Contralateral suppression of distortion product otoacoustic emissions and the middle-ear muscle reflex in human ears

SOAR Repository

Show simple item record

dc.contributor Wichita State University. Department of Communication Sciences and Disorders en_US
dc.contributor.author Sun, Xiao-Ming en_US
dc.date.accessioned 2012-02-29T18:34:37Z
dc.date.available 2012-02-29T18:34:37Z
dc.date.issued 2008-03 en_US
dc.identifier 18258398 en_US
dc.identifier 7900445 en_US
dc.identifier S0378-5955(07)00296-1 en_US
dc.identifier.citation Hearing research. 2008 Mar; 237(1-2): 66-75. en_US
dc.identifier.issn 0378-5955 en_US
dc.identifier.uri http://dx.doi.org/10.1016/j.heares.2007.12.004 en_US
dc.identifier.uri http://hdl.handle.net/10057/4686
dc.description Click on the DOI link below to access the article (may not be free). en_US
dc.description.abstract Distortion product otoacoustic emissions (DPOAEs) were measured in the absence and presence of contralateral noise at five levels--below, equal to, and above the middle-ear muscle (MEM) reflex threshold. The resultant changes in DPOAE level and phase were dependent on stimulus frequency and noise level. Both low-level noise, believed to elicit the medial olivocochlear (MOC) reflex, and high-level noise, thought to activate both MOC and MEM reflexes, significantly decreased the DPOAE level. However, the shift from sole MOC effect to mixed MOC and MEM effects was not as dramatic as we thought. While low-level noise resulted in a minimum DPOAE phase change, high-level noise caused a substantial phase lead for 1 and 2kHz. With increasing frequency, phase lag became more notable. The present study suggests the following: (1) DPOAE contralateral suppression by low-level sound most likely does not involve the effect of the MEM reflex and signal crossover; and (2) combined analysis of DPOAE level and phase changes warrants further investigations to overcome the difficulty in separating the effects of MOC efferents and MEM contraction. The results also imply that OAE measurement has the potential for being used to investigate the effect of the MEM reflex on sound transmission. en_US
dc.format.extent 66-75 en_US
dc.language.iso eng en_US
dc.publisher Elsevier BV en_US
dc.relation.ispartofseries Hearing Research en_US
dc.relation.ispartofseries Hear. Res. en_US
dc.source NLM en_US
dc.subject Research Support, Non-U.S. Gov't en_US
dc.subject.mesh Adult en_US
dc.subject.mesh Cochlea/physiology en_US
dc.subject.mesh Ear, Middle/physiology en_US
dc.subject.mesh Female en_US
dc.subject.mesh Functional Laterality/physiology en_US
dc.subject.mesh Hearing/physiology en_US
dc.subject.mesh Humans en_US
dc.subject.mesh Male en_US
dc.subject.mesh Olivary Nucleus/physiology en_US
dc.subject.mesh Otoacoustic Emissions, Spontaneous/physiology en_US
dc.subject.mesh Perceptual Distortion/physiology en_US
dc.subject.mesh Reflex, Acoustic/physiology en_US
dc.title Contralateral suppression of distortion product otoacoustic emissions and the middle-ear muscle reflex in human ears en_US
dc.type Article en_US
dc.coverage.spacial Netherlands en_US
dc.description.version peer reviewed en_US
dc.rights.holder Copyright © 2008 Elsevier en_US
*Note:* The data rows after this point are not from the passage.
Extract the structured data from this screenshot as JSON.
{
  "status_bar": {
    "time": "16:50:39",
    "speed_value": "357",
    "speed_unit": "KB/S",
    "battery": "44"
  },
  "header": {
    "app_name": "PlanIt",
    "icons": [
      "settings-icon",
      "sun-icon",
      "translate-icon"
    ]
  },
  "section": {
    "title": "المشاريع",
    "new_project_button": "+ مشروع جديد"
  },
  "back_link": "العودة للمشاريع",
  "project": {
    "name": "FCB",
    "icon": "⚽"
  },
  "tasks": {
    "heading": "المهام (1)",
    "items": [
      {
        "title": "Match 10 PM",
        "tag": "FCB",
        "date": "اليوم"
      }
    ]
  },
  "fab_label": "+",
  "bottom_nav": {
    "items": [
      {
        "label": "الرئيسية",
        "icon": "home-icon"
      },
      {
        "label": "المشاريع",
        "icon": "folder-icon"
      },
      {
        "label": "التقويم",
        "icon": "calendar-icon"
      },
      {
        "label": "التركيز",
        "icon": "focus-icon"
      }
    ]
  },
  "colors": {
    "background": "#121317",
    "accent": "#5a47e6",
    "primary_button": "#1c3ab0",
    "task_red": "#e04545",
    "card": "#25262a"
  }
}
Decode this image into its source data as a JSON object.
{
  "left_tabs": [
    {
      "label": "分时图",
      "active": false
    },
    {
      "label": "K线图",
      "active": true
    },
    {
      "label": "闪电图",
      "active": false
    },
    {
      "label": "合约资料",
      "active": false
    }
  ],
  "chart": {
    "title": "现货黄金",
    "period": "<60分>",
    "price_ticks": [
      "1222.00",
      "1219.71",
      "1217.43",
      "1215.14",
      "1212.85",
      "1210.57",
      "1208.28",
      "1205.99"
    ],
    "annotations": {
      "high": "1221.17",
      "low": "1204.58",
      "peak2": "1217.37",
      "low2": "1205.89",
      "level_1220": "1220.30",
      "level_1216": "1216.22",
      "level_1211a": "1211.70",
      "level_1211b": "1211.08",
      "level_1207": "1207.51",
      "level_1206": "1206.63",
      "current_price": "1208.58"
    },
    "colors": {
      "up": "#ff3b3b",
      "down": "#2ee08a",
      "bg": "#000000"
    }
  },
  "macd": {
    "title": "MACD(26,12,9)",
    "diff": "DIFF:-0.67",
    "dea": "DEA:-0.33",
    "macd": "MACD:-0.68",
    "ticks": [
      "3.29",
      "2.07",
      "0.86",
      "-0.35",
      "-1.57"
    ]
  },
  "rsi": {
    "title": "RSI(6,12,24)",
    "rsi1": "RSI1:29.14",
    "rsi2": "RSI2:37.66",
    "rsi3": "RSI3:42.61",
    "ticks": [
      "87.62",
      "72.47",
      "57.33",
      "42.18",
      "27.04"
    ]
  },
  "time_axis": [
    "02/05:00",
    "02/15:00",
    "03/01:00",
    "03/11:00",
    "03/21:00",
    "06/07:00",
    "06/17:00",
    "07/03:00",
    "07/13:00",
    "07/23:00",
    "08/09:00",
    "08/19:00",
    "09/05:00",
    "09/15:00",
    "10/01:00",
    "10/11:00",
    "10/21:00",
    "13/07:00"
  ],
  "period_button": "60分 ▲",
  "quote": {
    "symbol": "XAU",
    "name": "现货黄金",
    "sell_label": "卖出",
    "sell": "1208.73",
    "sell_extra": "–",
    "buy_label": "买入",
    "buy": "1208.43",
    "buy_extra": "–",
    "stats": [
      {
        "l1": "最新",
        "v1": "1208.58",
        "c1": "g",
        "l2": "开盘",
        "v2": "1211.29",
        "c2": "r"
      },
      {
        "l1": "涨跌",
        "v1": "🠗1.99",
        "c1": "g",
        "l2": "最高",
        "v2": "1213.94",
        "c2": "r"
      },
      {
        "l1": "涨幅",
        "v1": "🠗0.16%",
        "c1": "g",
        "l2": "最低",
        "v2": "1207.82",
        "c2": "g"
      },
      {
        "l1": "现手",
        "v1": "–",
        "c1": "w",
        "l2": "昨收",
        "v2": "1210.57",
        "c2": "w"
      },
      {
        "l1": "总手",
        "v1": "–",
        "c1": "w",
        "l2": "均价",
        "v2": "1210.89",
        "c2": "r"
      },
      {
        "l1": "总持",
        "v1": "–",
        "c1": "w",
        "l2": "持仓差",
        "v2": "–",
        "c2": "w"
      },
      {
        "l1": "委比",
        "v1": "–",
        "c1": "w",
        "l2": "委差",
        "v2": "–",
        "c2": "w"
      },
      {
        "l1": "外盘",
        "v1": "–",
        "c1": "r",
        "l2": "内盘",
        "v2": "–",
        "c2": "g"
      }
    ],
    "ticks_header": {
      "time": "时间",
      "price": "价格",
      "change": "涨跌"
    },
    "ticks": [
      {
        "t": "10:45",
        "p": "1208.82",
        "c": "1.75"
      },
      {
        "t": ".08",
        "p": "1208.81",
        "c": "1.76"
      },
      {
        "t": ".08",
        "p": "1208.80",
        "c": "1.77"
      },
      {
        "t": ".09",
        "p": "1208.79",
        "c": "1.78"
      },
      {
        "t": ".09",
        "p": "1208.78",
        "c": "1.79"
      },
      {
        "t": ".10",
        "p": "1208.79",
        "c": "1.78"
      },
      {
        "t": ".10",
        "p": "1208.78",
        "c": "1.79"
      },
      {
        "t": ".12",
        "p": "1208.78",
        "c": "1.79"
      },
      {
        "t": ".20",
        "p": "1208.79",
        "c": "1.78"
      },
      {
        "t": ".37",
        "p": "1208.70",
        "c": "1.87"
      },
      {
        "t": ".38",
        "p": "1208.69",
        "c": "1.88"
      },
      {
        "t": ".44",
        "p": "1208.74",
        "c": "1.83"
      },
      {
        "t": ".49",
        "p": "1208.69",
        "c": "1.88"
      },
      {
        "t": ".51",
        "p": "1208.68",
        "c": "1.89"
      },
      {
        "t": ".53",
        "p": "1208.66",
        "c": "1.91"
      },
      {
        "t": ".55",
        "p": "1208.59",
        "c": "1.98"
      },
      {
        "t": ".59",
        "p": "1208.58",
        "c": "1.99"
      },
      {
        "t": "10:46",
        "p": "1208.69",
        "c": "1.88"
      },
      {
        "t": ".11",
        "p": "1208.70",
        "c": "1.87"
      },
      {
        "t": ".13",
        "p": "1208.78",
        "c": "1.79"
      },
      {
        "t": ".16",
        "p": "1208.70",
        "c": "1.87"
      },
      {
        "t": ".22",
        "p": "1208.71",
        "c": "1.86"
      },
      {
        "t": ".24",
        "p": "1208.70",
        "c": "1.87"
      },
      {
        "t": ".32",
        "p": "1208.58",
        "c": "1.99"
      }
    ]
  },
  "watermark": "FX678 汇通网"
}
Files in this item

Files Size Format View

There are no files associated with this item.

This item appears in the following Collection(s)
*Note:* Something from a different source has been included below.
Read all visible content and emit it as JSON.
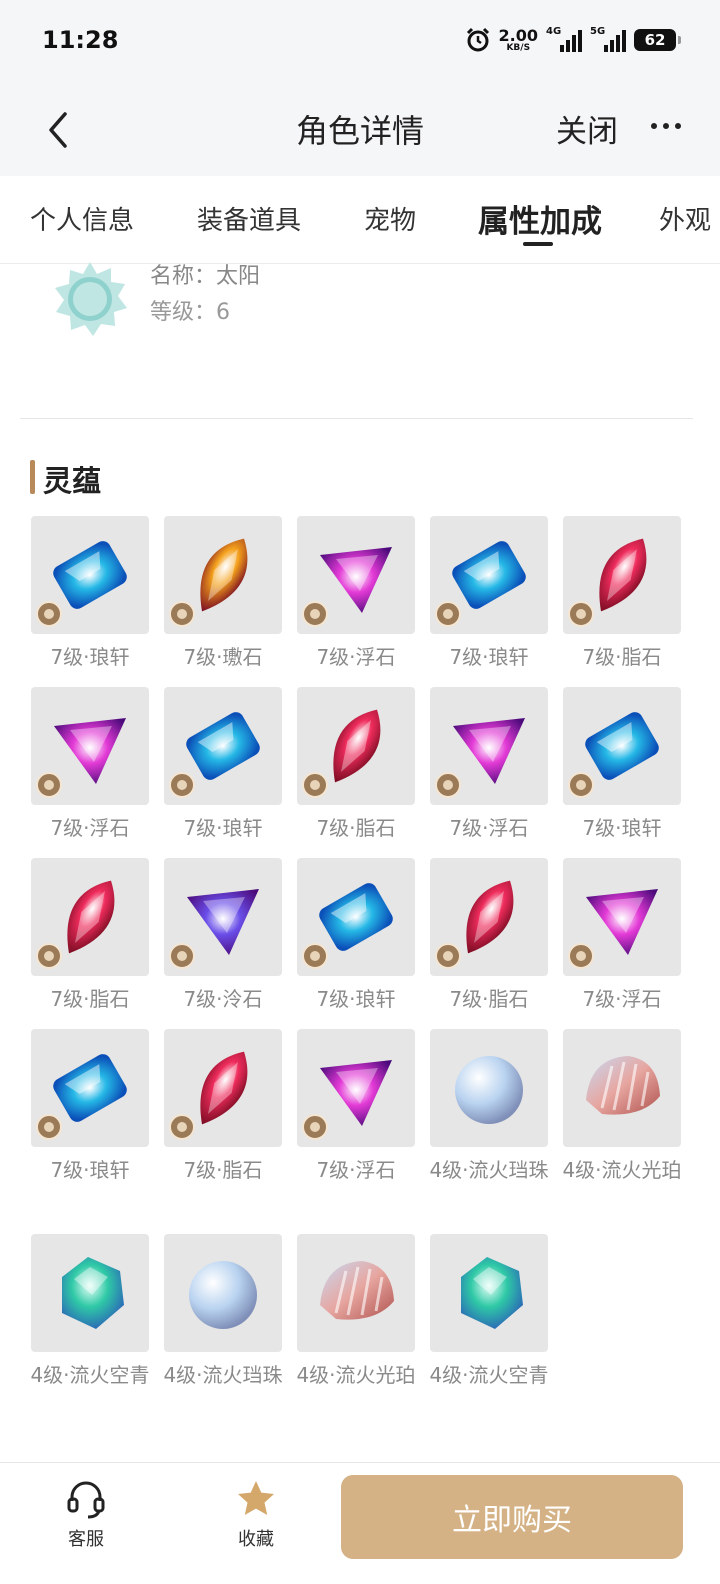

Show simple item record

Search SOAR

Advanced Search


My Account